Component data from apps and pages
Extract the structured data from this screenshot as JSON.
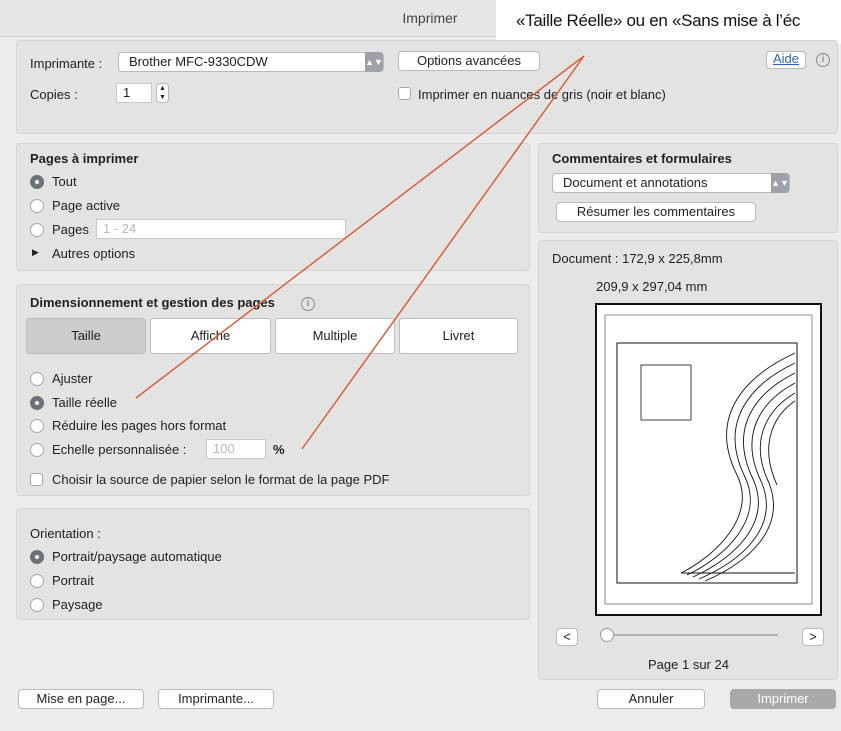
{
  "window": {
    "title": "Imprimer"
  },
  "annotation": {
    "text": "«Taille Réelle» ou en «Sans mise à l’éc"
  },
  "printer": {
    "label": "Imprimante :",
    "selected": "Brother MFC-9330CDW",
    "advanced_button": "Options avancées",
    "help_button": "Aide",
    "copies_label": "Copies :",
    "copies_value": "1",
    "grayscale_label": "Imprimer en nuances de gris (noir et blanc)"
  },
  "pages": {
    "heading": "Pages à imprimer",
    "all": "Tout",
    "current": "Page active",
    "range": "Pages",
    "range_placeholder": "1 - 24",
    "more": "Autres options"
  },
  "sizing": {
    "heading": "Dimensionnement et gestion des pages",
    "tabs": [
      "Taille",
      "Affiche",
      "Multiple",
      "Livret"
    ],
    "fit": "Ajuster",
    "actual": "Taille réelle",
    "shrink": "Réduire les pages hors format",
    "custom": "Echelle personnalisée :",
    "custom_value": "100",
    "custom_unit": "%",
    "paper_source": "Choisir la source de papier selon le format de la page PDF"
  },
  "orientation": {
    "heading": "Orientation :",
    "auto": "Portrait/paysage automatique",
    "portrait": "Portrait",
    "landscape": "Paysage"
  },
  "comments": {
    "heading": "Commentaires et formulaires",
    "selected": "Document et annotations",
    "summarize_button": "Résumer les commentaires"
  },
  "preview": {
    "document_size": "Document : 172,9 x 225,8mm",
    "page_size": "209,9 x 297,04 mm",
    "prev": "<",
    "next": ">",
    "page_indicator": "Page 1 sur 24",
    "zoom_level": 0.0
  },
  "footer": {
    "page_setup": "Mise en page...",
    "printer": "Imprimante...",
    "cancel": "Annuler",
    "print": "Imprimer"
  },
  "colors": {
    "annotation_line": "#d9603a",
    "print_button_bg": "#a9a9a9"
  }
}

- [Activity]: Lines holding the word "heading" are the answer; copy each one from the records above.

- [Solution to this problem]:
    "heading": "Pages à imprimer",
    "heading": "Dimensionnement et gestion des pages",
    "heading": "Orientation :",
    "heading": "Commentaires et formulaires",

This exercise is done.